The third breath is ADNI. This Hebrew word, spelled Aleph-Daleth-Nun-Yod, translates into English as "Lord". and is the spoken substitute for the unspeakable Name, IHVH. However, in Kabbala, ADNI is a specific title and is not just a substitute for IHVH. Often, it modifies the IHVH and we arrive at IHVH-ADNI, or even see the two combined into IAHDVNHI.

ADNI is given the same tonality as the Ani. Ani. ADNI. Both begin at your lowest natural tone and rise to your highest. ADNI however, has three syllables instead of Ani's two, so the "don" of ADNI is spoken very briefly and the Yod is extended. The Aleph is what rises upward along the scale and both the "don" and the Yod are spoken at the highest note. Thus: ADNI.

The fourth breath is the phrase Ribonno Shel Olam. This Hebrew phrase translates into English as "Master Unto the Ages" or alternately, "Master of the Universe". The "universe" in this case is the entire temporal realm, so I prefer "unto the ages" over "of the universe".

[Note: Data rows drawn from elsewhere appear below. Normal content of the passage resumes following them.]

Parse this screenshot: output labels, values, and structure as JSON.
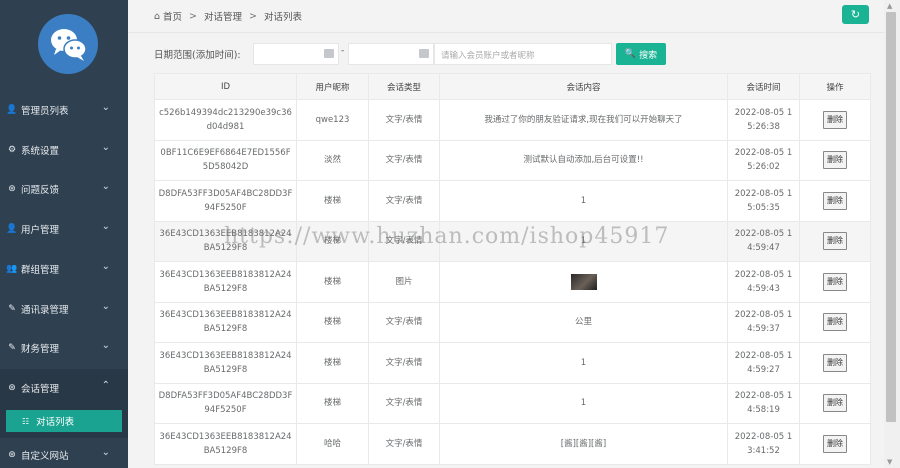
{
  "sidebar": {
    "items": [
      {
        "label": "管理员列表",
        "icon": "user-icon",
        "glyph": "👤"
      },
      {
        "label": "系统设置",
        "icon": "gear-icon",
        "glyph": "⚙"
      },
      {
        "label": "问题反馈",
        "icon": "question-icon",
        "glyph": "⊛"
      },
      {
        "label": "用户管理",
        "icon": "user-icon",
        "glyph": "👤"
      },
      {
        "label": "群组管理",
        "icon": "users-icon",
        "glyph": "👥"
      },
      {
        "label": "通讯录管理",
        "icon": "edit-icon",
        "glyph": "✎"
      },
      {
        "label": "财务管理",
        "icon": "edit-icon",
        "glyph": "✎"
      },
      {
        "label": "会话管理",
        "icon": "chat-icon",
        "glyph": "⊛"
      },
      {
        "label": "自定义网站",
        "icon": "chat-icon",
        "glyph": "⊛"
      }
    ],
    "sub_item": {
      "label": "对话列表",
      "icon": "list-icon",
      "glyph": "☷"
    }
  },
  "breadcrumb": {
    "home": "首页",
    "section": "对话管理",
    "current": "对话列表",
    "separator": ">"
  },
  "search": {
    "label": "日期范围(添加时间):",
    "dash": "-",
    "keyword_placeholder": "请输入会员账户或者昵称",
    "button_label": "搜索"
  },
  "table": {
    "headers": [
      "ID",
      "用户昵称",
      "会话类型",
      "会话内容",
      "会话时间",
      "操作"
    ],
    "delete_label": "删除",
    "rows": [
      {
        "id": "c526b149394dc213290e39c36d04d981",
        "nick": "qwe123",
        "type": "文字/表情",
        "content": "我通过了你的朋友验证请求,现在我们可以开始聊天了",
        "time": "2022-08-05 15:26:38"
      },
      {
        "id": "0BF11C6E9EF6864E7ED1556F5D58042D",
        "nick": "淡然",
        "type": "文字/表情",
        "content": "测试默认自动添加,后台可设置!!",
        "time": "2022-08-05 15:26:02"
      },
      {
        "id": "D8DFA53FF3D05AF4BC28DD3F94F5250F",
        "nick": "楼梯",
        "type": "文字/表情",
        "content": "1",
        "time": "2022-08-05 15:05:35"
      },
      {
        "id": "36E43CD1363EEB8183812A24BA5129F8",
        "nick": "楼梯",
        "type": "文字/表情",
        "content": "1",
        "time": "2022-08-05 14:59:47"
      },
      {
        "id": "36E43CD1363EEB8183812A24BA5129F8",
        "nick": "楼梯",
        "type": "图片",
        "content": "",
        "time": "2022-08-05 14:59:43"
      },
      {
        "id": "36E43CD1363EEB8183812A24BA5129F8",
        "nick": "楼梯",
        "type": "文字/表情",
        "content": "公里",
        "time": "2022-08-05 14:59:37"
      },
      {
        "id": "36E43CD1363EEB8183812A24BA5129F8",
        "nick": "楼梯",
        "type": "文字/表情",
        "content": "1",
        "time": "2022-08-05 14:59:27"
      },
      {
        "id": "D8DFA53FF3D05AF4BC28DD3F94F5250F",
        "nick": "楼梯",
        "type": "文字/表情",
        "content": "1",
        "time": "2022-08-05 14:58:19"
      },
      {
        "id": "36E43CD1363EEB8183812A24BA5129F8",
        "nick": "哈哈",
        "type": "文字/表情",
        "content": "[酱][酱][酱]",
        "time": "2022-08-05 13:41:52"
      }
    ]
  },
  "watermark": "https://www.huzhan.com/ishop45917",
  "colors": {
    "sidebar": "#2f4050",
    "accent": "#1ab394",
    "active_sub": "#1aa390"
  }
}
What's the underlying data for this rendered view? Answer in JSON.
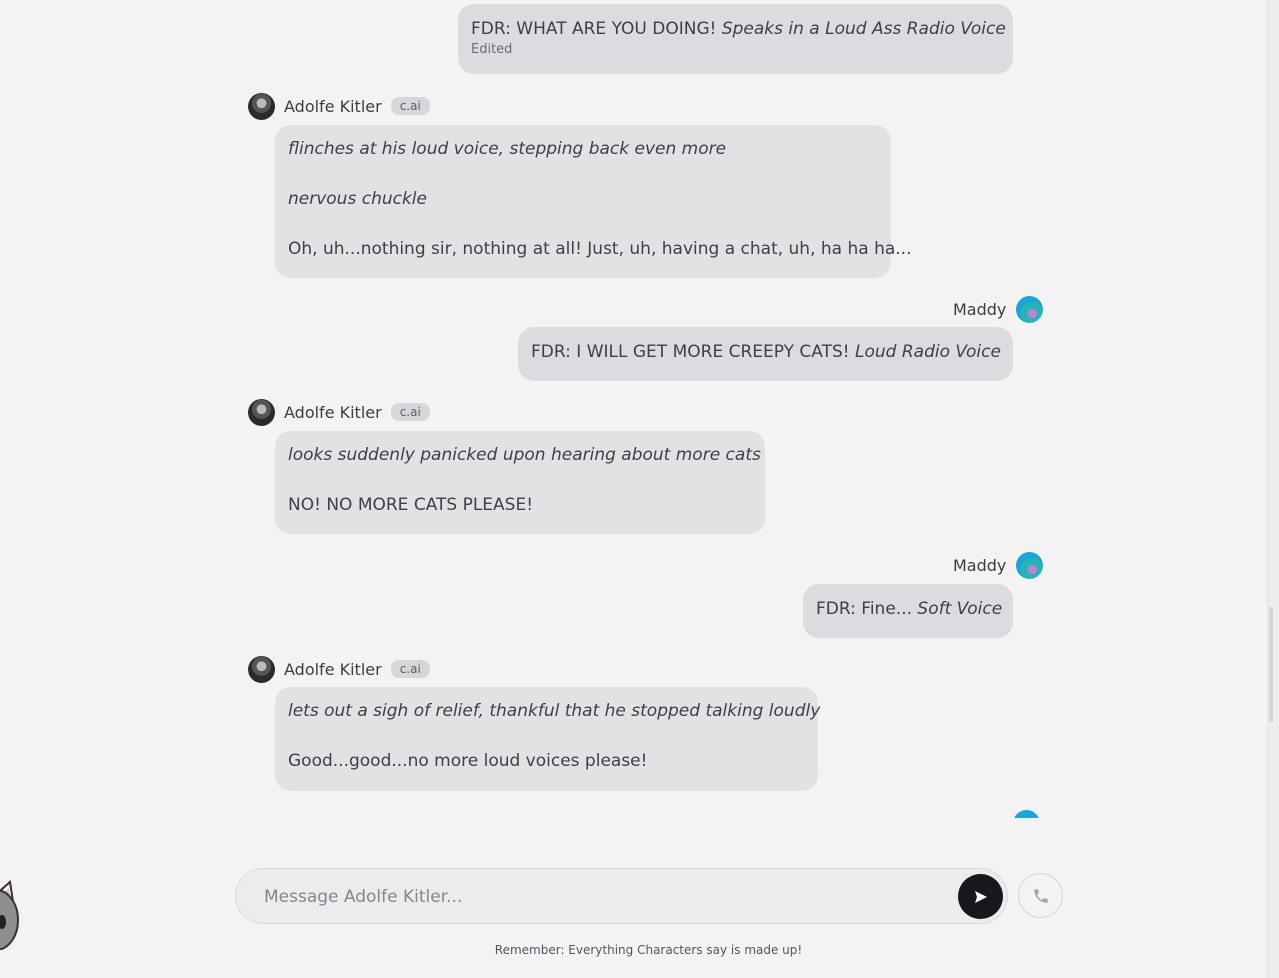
{
  "chat": {
    "m1": {
      "author": "",
      "plain": "FDR: WHAT ARE YOU DOING! ",
      "emph": "Speaks in a Loud Ass Radio Voice",
      "edited": "Edited"
    },
    "m2": {
      "author": "Adolfe Kitler",
      "badge": "c.ai",
      "p1": "flinches at his loud voice, stepping back even more",
      "p2": "nervous chuckle",
      "p3": "Oh, uh...nothing sir, nothing at all! Just, uh, having a chat, uh, ha ha ha..."
    },
    "m3": {
      "author": "Maddy",
      "plain": "FDR: I WILL GET MORE CREEPY CATS! ",
      "emph": "Loud Radio Voice"
    },
    "m4": {
      "author": "Adolfe Kitler",
      "badge": "c.ai",
      "p1": "looks suddenly panicked upon hearing about more cats",
      "p2": "NO! NO MORE CATS PLEASE!"
    },
    "m5": {
      "author": "Maddy",
      "plain": "FDR: Fine... ",
      "emph": "Soft Voice"
    },
    "m6": {
      "author": "Adolfe Kitler",
      "badge": "c.ai",
      "p1": "lets out a sigh of relief, thankful that he stopped talking loudly",
      "p2": "Good...good...no more loud voices please!"
    }
  },
  "composer": {
    "placeholder": "Message Adolfe Kitler...",
    "send_icon": "send-icon",
    "call_icon": "phone-icon"
  },
  "footer": {
    "disclaimer": "Remember: Everything Characters say is made up!"
  },
  "colors": {
    "background": "#f3f3f3",
    "bubble": "#e2e2e5",
    "send_button": "#18181c"
  }
}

The first word of this phrase, "Ribonno", means master, but not in the slave-driver sense. You will note that it shares the same Hebrew root as the word "Rabbi" and this is the sort of mastery implied here. "Ribonno" is said at your highest note, which is where you left off in the third breath at the end of ADNI. Ribonno. Speaking "Ribonno" should expend one quarter of your fourth breath.

The second word in this phrase is Shel. It also expends one quarter of your breath. "Shel" means "unto" or "of the" and is spoken at your lowest natural tone. Thus: ADNI, Ribonno Shel.

The third and final word in this phrase is Olam. It consumes the final half of your fourth breath and is spoken at a middle-range tone. It is the only word in the entire canticle spoken at this tone. Thus: Ribonno Shel Olam.

The fifth and final spoken breath is the word Amen. This is a common ending for prayer in the Judeo-Christian traditions. It's meaning and the philosophy behind it however, are very complex. Its simplest translation into English is "Truth", but it also means "Faith". It's composed of the letters Aleph-Mem-Nun and has two syllables. Therefore, it is spoken exactly the same as the opening Ani, with each syllable receiving equal breath. Thus: Amen.

So, let's put it all back together:

Ani -- inhale --IHVH -- inhale -- ADNI -- inhale --Ribonno Shel Olam -- inhale --Amen.

Let's try it together. Speak with me:

Ani, IHVH, ADNI, Ribonno Shel Olam, Amen.

And again:

Ani, IHVH, ADNI, Ribonno Shel Olam, Amen.

And one final time:

Ani, IHVH, ADNI, Ribonno Shel Olam, Amen.

Very well!

This ends Lesson One. I suggest that you practice pronouncing until it comes easily --until you achieve the proper pronunciation, tone and rhythm automatically. Only then should you move on to Lesson Two and begin learning the three-part magical speaking of the canticle.